X. SPHINGA Barneby & Grimes
Sphinga Barneby & Grimes, gen. nov., legumine recto planocompresso crasse papyraceo cum Havardia congrua, sed floribus elongatis, calyce profunde campanulato ante corollam emersam fusiformi acuto, corolla ipsa 11.5-27 (nec 3-5.5) mm longa, necnon androecio longissimo 4-9 (nec 0.91.5) cm longo diversa. — Sp. typica: S. platyloba (de Candolle) Barneby & Grimes = Acacia platyloba de Candolle. — Etymology: confected from Sphinx (Sphingidae), the putative pollinator + Tupi ingá, vernacular for several Mimosaceae.
Pithecolobium sect. Ortholobium sensu Bentham, 1875; 593, ex parte (spp. 84-86), lectotypo exclus.
Shrubs and trees, one sometimes sarmentose. Stipules of primary leaves subulate, spinescent. Lf-formula i-v/1-14; lf-nectary below midpetiole; the lfts opposite, the venation pinnate or (E. acatlensis) subpalmate. Capitula all or almost all arising from brachyblasts, the fls sessile or nearly so; fl-buds before exsertion of corolla flask-shaped, acute-acuminate; calyx cylindro-campanulate 5.5-12.5 mm; corolla narrowly trumpet-shaped 11.5-27 mm; androecium 34-176-merous, 4—9 cm, the tube usually far exserted; intrastaminal disc clasping stipe of ovary 0.5-1.3 mm tall. Pods broad-linear piano-compressed 6-10-seeded, the stiffly papery valves framed by sutures, the cavity continuous, dehiscence inert, through both sutures; seeds transverse on dilated, contorted or sigmoid funicle. — Spp. 3, two of arid or seasonally dry, tropical lowland and submontane (interior) Mexico, adjacent Guatemala, and NW South America (NE Colombia, NW Venezuela, Dutch W. I.), one endemic to Cuba.
The three species of Sphinga were all known to Bentham and grouped by him into an informal division of his Pithecolobium sect. Ortholobium, from which they were transferred by Britton and Rose to Havardia. The relationship to Havardia is not disputed, but these species differ collectively from the core of Havardia in the greatly elongated perianth (which recalls that of Macrosamanea in the context of Zygia), with long, silky corolla expanding at nightfall.

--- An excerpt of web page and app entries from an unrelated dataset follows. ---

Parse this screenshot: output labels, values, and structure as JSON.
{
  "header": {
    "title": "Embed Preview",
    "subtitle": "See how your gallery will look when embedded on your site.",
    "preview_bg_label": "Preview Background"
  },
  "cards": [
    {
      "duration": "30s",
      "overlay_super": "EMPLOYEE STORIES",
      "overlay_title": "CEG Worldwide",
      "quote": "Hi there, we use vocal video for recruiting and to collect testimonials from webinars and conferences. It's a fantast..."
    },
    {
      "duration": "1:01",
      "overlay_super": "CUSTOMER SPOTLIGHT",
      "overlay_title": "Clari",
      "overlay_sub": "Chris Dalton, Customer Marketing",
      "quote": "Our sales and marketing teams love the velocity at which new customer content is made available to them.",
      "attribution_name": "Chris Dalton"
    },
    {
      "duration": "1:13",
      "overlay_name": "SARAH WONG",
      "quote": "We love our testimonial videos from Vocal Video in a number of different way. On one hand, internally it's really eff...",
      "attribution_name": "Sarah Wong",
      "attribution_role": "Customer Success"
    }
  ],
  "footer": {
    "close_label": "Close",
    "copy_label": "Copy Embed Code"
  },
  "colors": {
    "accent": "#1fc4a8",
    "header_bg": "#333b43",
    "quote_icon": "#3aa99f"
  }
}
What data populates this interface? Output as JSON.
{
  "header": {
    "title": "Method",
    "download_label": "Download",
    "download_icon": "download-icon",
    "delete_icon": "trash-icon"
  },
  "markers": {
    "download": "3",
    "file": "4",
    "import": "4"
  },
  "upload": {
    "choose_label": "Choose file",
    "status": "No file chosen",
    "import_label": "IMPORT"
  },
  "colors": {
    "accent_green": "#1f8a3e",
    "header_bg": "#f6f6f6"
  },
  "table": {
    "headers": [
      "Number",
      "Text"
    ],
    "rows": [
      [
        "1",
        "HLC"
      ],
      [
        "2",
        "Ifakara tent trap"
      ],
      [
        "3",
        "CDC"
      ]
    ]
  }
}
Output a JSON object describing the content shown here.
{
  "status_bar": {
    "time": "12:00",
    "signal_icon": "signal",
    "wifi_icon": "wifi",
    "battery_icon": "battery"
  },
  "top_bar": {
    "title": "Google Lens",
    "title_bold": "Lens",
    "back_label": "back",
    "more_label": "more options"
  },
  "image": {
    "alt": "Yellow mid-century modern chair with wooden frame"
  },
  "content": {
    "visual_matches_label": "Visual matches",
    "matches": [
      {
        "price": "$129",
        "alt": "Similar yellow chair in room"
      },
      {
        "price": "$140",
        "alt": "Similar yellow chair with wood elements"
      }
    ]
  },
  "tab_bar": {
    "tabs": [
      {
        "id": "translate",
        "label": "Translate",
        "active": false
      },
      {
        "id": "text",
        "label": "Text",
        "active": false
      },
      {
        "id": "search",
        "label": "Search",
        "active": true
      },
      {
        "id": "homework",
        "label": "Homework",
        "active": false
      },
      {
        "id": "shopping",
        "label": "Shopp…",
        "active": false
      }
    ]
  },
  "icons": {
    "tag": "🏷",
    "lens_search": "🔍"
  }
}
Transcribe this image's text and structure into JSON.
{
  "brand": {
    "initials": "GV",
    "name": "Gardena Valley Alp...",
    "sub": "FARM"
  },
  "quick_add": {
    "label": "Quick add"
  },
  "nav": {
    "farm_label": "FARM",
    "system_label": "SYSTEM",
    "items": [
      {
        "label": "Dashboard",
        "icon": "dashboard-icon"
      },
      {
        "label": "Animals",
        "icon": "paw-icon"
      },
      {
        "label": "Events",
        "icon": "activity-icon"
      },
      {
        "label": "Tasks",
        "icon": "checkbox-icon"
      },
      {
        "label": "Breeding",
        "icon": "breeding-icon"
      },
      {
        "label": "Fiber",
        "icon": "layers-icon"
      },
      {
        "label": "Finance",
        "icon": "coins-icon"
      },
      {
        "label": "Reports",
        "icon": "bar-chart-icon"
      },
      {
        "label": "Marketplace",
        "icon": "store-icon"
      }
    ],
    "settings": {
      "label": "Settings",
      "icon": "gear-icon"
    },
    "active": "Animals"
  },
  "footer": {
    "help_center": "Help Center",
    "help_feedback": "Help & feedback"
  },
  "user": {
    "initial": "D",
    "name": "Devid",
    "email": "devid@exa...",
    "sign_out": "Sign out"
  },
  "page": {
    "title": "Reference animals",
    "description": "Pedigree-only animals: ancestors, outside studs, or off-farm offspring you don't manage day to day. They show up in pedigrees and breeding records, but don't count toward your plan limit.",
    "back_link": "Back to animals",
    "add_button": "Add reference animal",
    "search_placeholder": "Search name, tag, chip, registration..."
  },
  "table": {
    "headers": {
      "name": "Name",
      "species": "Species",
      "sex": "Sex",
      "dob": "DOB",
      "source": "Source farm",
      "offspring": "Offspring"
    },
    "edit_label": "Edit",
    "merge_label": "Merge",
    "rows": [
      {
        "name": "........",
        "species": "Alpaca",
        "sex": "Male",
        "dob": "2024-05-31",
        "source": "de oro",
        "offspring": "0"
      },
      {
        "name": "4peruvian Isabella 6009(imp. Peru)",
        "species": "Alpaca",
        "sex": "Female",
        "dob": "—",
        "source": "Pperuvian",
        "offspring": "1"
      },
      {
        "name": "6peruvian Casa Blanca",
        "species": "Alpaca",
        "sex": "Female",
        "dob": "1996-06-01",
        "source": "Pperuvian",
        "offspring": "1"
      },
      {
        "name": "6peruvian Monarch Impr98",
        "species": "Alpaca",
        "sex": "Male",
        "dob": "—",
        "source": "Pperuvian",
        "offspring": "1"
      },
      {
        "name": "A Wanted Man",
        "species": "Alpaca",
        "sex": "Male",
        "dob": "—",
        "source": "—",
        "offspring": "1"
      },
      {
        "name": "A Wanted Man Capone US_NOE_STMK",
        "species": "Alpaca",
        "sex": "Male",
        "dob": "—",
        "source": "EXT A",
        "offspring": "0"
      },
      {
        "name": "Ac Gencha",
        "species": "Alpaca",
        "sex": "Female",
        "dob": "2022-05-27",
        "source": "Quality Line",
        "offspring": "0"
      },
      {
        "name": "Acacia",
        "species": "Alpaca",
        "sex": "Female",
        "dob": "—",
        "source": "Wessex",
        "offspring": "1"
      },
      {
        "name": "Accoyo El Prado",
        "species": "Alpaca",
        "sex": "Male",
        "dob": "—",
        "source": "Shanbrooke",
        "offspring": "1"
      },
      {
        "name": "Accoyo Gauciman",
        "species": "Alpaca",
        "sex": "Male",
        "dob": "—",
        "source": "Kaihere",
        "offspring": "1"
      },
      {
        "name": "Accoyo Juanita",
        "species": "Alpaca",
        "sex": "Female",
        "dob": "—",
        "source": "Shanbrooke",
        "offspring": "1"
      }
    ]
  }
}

For notes on wood anatomy see discussion in Pithecellobium.